This paper reports a study on visual evaluation of colors under LED lighting operated by an energy-saving control strategy.
Digitally controlled LED systems can produce various qualities of light, adjustable to users' requirements. In this context, a
novel control concept inspired this research: strategic control of Red, Yellow, Green & Blue LEDs forming white light can
further increase energy efficiency. The resulting (more efficient) light, however, would have decreased "color rendering"
(ability of accurately reproduce colors). The notable point is that while reducing color rendering, color temperature and
light levels can stay constant and hence the appearance of the modified light could stay the same, and only the colors of
illuminated objects would change. But how spaces would be perceived under such light with changing color rendering is a

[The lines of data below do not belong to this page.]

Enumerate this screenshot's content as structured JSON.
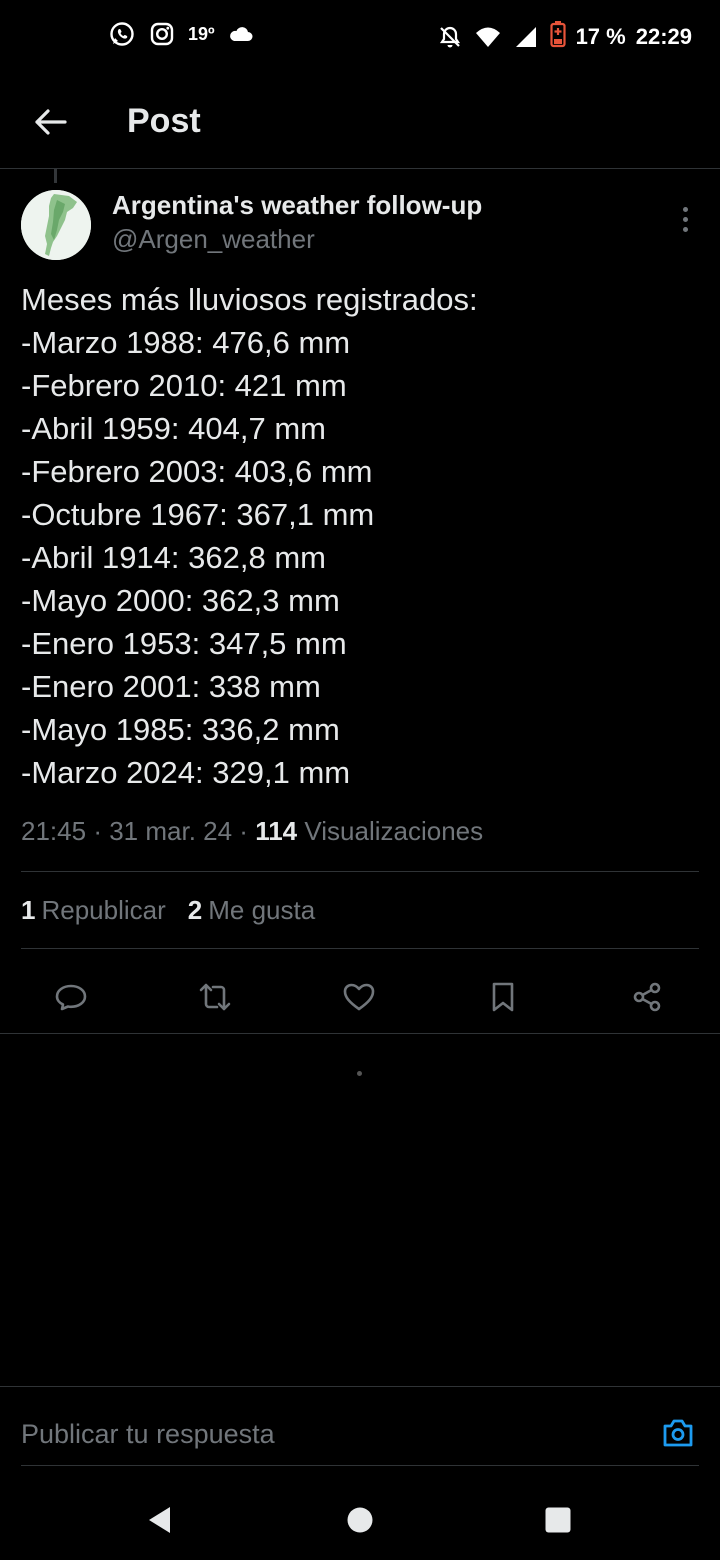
{
  "status_bar": {
    "temperature": "19º",
    "battery": "17 %",
    "time": "22:29",
    "icons_left": [
      "whatsapp-icon",
      "instagram-icon",
      "cloud-icon"
    ],
    "icons_right": [
      "notifications-off-icon",
      "wifi-icon",
      "signal-icon",
      "battery-low-icon"
    ]
  },
  "header": {
    "title": "Post"
  },
  "post": {
    "author_name": "Argentina's weather follow-up",
    "author_handle": "@Argen_weather",
    "lines": [
      "Meses más lluviosos registrados:",
      "-Marzo 1988: 476,6 mm",
      "-Febrero 2010: 421 mm",
      "-Abril 1959: 404,7 mm",
      "-Febrero 2003: 403,6 mm",
      "-Octubre 1967: 367,1 mm",
      "-Abril 1914: 362,8 mm",
      "-Mayo 2000: 362,3 mm",
      "-Enero 1953: 347,5 mm",
      "-Enero 2001: 338 mm",
      "-Mayo 1985: 336,2 mm",
      "-Marzo 2024: 329,1 mm"
    ],
    "time": "21:45",
    "date": "31 mar. 24",
    "views_count": "114",
    "views_label": "Visualizaciones",
    "reposts_count": "1",
    "reposts_label": "Republicar",
    "likes_count": "2",
    "likes_label": "Me gusta"
  },
  "reply": {
    "placeholder": "Publicar tu respuesta"
  },
  "colors": {
    "background": "#000000",
    "text": "#e7e9ea",
    "secondary": "#71767b",
    "accent": "#1d9bf0",
    "divider": "#2f3336"
  }
}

key question. This research investigated the hypothesis that a significant range of color distortions would be unnoticeable

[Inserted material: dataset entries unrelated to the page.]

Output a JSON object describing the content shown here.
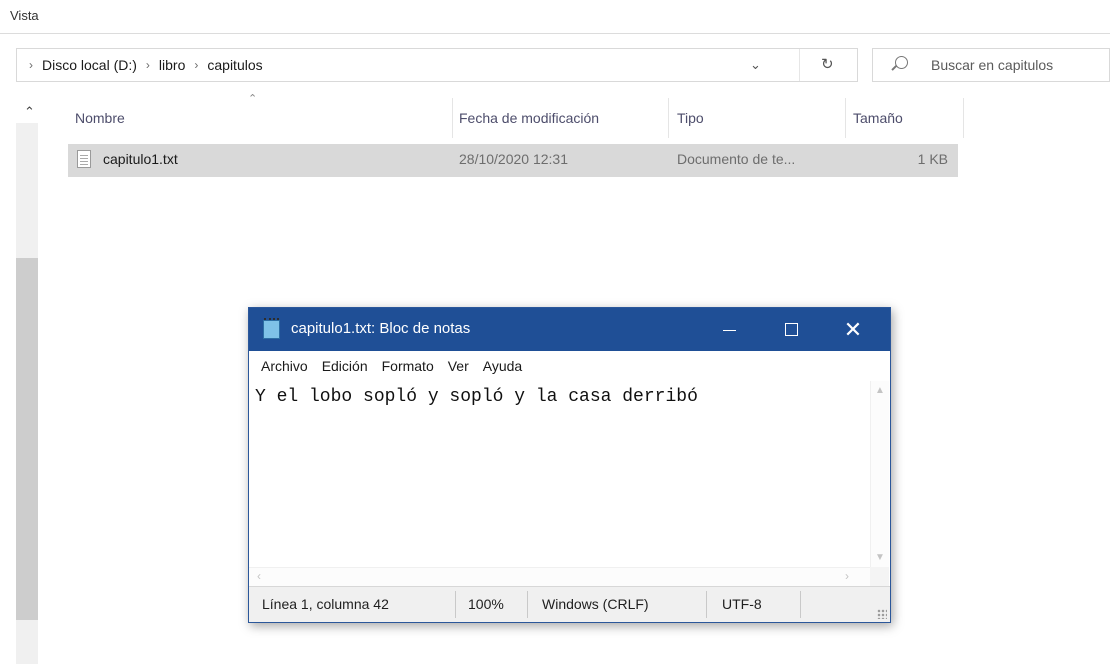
{
  "ribbon": {
    "tab_view": "Vista"
  },
  "address": {
    "crumbs": [
      "Disco local (D:)",
      "libro",
      "capitulos"
    ],
    "lead_separator": "›",
    "separator": "›"
  },
  "search": {
    "placeholder": "Buscar en capitulos"
  },
  "columns": {
    "name": "Nombre",
    "modified": "Fecha de modificación",
    "type": "Tipo",
    "size": "Tamaño"
  },
  "files": [
    {
      "name": "capitulo1.txt",
      "modified": "28/10/2020 12:31",
      "type": "Documento de te...",
      "size": "1 KB"
    }
  ],
  "notepad": {
    "title": "capitulo1.txt: Bloc de notas",
    "menu": [
      "Archivo",
      "Edición",
      "Formato",
      "Ver",
      "Ayuda"
    ],
    "content": "Y el lobo sopló y sopló y la casa derribó",
    "status": {
      "position": "Línea 1, columna 42",
      "zoom": "100%",
      "line_endings": "Windows (CRLF)",
      "encoding": "UTF-8"
    }
  },
  "colors": {
    "titlebar": "#1f4f96",
    "selection": "#d9d9d9"
  }
}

under such dynamically controlled illumination, especially outside of users' main field of view. If successful, such control

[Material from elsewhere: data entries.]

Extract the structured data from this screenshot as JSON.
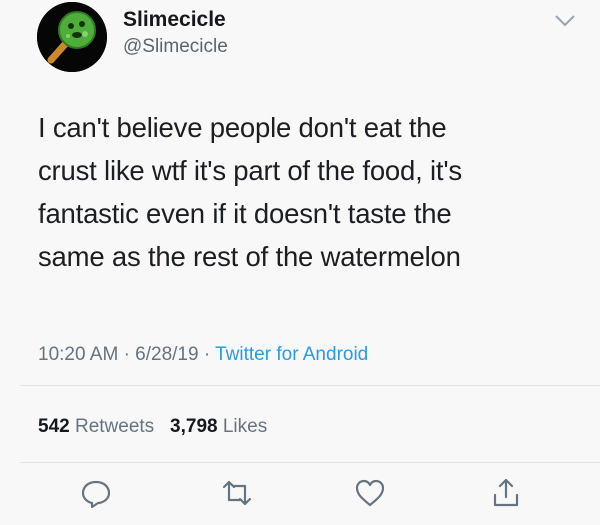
{
  "user": {
    "display_name": "Slimecicle",
    "handle": "@Slimecicle"
  },
  "tweet": {
    "lines": [
      "I can't believe people don't eat the",
      "crust like wtf it's part of the food, it's",
      "fantastic even if it doesn't taste the",
      "same as the rest of the watermelon"
    ],
    "time": "10:20 AM",
    "date": "6/28/19",
    "separator": "·",
    "source": "Twitter for Android"
  },
  "stats": {
    "retweets_count": "542",
    "retweets_label": "Retweets",
    "likes_count": "3,798",
    "likes_label": "Likes"
  },
  "icons": {
    "avatar": "slime-on-stick-avatar",
    "menu": "chevron-down-icon",
    "reply": "reply-icon",
    "retweet": "retweet-icon",
    "like": "heart-icon",
    "share": "share-icon"
  },
  "colors": {
    "link": "#2b9ae8",
    "secondary_text": "#667380",
    "background": "#f8f8f8"
  }
}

technique could be implemented for unoccupied spaces that would not tolerated dimming, and minimize peak hours energy
waste, potentially enabling significant power reductions. Three incremental series of experiments were performed based
on subjective assessment of colors under changing color rendering. Tests were carried out for central and peripheral vision,
using laboratory booths (phase 1) and full scale architectural mockups (phase 2). Results confirmed the fundamental
hypothesis, showing that the majority of subjects did not detect the color changes in their periphery while the same color
changes were noticeable with direct observation.